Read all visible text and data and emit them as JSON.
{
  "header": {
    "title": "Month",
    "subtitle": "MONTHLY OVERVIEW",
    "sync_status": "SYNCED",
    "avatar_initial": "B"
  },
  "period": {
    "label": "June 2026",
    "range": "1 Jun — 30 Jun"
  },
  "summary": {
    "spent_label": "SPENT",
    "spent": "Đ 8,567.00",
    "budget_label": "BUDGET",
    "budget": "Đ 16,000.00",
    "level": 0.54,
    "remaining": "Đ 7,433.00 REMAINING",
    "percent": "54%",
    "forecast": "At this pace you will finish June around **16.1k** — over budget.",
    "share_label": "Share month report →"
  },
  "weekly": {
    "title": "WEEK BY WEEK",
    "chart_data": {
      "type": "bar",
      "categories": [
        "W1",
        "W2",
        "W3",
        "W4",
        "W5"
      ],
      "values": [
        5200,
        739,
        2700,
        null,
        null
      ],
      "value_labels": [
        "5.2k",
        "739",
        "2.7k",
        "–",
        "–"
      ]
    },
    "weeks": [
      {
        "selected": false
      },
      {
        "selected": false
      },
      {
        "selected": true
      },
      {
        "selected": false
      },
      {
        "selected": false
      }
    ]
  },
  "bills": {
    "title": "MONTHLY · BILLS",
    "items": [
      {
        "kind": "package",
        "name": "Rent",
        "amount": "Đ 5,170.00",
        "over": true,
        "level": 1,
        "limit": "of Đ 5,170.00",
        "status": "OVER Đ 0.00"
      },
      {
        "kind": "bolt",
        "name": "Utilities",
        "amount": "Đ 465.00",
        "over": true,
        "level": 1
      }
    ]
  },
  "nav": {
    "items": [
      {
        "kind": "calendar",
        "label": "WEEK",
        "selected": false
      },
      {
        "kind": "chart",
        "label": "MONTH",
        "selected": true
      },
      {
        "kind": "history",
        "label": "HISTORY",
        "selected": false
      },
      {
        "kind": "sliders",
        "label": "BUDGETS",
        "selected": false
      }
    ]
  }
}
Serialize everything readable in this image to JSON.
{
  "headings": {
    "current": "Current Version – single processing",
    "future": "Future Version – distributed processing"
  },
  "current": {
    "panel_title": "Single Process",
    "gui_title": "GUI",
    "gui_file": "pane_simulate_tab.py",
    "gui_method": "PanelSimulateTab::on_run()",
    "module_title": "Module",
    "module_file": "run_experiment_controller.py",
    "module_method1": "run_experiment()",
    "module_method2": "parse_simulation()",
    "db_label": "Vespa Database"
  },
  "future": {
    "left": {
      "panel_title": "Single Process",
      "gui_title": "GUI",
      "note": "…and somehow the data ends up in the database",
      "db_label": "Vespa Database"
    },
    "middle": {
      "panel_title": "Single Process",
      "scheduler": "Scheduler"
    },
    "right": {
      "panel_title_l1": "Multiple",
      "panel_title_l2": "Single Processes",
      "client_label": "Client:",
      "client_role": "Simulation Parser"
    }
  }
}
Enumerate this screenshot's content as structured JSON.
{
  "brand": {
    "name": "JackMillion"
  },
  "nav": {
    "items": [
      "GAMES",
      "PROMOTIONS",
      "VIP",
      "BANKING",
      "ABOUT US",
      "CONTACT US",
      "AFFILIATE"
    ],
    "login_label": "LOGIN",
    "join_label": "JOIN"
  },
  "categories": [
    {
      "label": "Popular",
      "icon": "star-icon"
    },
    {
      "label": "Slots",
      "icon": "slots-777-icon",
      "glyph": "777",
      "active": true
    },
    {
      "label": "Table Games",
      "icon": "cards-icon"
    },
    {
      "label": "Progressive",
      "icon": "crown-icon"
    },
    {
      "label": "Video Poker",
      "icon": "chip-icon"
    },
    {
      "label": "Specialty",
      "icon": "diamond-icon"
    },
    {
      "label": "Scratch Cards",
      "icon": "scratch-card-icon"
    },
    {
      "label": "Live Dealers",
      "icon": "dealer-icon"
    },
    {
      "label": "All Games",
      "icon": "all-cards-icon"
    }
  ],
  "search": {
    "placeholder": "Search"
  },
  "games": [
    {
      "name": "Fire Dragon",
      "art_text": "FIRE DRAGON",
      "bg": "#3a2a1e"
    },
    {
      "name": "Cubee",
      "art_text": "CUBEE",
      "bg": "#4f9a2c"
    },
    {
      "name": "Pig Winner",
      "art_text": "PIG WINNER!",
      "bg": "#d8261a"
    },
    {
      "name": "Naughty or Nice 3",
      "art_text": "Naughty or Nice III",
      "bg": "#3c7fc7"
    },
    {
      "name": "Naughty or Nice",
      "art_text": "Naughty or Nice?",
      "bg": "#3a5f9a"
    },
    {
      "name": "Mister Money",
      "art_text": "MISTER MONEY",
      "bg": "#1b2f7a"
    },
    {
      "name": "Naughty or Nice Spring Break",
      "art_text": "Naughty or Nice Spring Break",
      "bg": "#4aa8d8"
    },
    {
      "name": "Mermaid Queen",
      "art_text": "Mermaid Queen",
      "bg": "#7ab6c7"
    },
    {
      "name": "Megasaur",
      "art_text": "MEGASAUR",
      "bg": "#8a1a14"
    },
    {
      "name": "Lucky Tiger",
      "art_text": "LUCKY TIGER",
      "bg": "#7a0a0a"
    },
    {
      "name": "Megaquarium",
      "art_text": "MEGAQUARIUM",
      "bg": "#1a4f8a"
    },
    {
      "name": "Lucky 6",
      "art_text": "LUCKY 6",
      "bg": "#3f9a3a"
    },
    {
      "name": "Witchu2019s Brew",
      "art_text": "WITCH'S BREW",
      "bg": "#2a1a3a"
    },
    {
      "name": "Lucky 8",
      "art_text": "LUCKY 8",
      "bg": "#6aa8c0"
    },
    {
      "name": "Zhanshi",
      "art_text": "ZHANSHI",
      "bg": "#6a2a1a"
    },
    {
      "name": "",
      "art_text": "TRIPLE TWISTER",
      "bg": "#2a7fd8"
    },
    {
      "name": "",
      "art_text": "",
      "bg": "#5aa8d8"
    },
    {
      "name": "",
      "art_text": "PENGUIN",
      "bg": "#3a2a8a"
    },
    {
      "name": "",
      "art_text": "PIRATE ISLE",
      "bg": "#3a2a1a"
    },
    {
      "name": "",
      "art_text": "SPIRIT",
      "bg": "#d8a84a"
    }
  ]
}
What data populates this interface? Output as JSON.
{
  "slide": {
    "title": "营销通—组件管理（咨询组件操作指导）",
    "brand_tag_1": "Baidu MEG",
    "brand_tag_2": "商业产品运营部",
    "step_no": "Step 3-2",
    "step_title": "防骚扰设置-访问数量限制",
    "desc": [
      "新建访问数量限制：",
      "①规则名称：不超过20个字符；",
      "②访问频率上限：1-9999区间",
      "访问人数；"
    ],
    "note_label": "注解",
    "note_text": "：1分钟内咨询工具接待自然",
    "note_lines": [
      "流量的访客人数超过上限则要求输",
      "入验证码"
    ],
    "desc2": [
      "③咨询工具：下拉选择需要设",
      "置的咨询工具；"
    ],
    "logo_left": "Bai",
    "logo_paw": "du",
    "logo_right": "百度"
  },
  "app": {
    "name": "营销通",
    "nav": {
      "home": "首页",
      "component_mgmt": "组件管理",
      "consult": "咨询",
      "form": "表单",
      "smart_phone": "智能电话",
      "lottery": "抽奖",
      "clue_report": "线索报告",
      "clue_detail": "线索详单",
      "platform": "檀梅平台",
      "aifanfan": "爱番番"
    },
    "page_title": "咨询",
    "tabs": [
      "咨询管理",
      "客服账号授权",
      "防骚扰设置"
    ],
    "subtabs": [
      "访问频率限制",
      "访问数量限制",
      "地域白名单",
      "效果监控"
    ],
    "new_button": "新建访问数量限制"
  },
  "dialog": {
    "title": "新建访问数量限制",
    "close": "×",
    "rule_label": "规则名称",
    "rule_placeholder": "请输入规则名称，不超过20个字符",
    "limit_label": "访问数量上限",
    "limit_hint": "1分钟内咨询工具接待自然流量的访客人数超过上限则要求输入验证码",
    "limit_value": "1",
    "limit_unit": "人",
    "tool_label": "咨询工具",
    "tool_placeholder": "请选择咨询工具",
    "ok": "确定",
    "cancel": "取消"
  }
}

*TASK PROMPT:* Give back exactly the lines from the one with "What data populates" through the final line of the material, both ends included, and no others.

*EXERCISE RESULT:*
What data populates this interface? Output as JSON.
{
  "slide": {
    "title": "营销通—组件管理（咨询组件操作指导）",
    "brand_tag_1": "Baidu MEG",
    "brand_tag_2": "商业产品运营部",
    "step_no": "Step 3-2",
    "step_title": "防骚扰设置-访问数量限制",
    "desc": [
      "新建访问数量限制：",
      "①规则名称：不超过20个字符；",
      "②访问频率上限：1-9999区间",
      "访问人数；"
    ],
    "note_label": "注解",
    "note_text": "：1分钟内咨询工具接待自然",
    "note_lines": [
      "流量的访客人数超过上限则要求输",
      "入验证码"
    ],
    "desc2": [
      "③咨询工具：下拉选择需要设",
      "置的咨询工具；"
    ],
    "logo_left": "Bai",
    "logo_paw": "du",
    "logo_right": "百度"
  },
  "app": {
    "name": "营销通",
    "nav": {
      "home": "首页",
      "component_mgmt": "组件管理",
      "consult": "咨询",
      "form": "表单",
      "smart_phone": "智能电话",
      "lottery": "抽奖",
      "clue_report": "线索报告",
      "clue_detail": "线索详单",
      "platform": "檀梅平台",
      "aifanfan": "爱番番"
    },
    "page_title": "咨询",
    "tabs": [
      "咨询管理",
      "客服账号授权",
      "防骚扰设置"
    ],
    "subtabs": [
      "访问频率限制",
      "访问数量限制",
      "地域白名单",
      "效果监控"
    ],
    "new_button": "新建访问数量限制"
  },
  "dialog": {
    "title": "新建访问数量限制",
    "close": "×",
    "rule_label": "规则名称",
    "rule_placeholder": "请输入规则名称，不超过20个字符",
    "limit_label": "访问数量上限",
    "limit_hint": "1分钟内咨询工具接待自然流量的访客人数超过上限则要求输入验证码",
    "limit_value": "1",
    "limit_unit": "人",
    "tool_label": "咨询工具",
    "tool_placeholder": "请选择咨询工具",
    "ok": "确定",
    "cancel": "取消"
  }
}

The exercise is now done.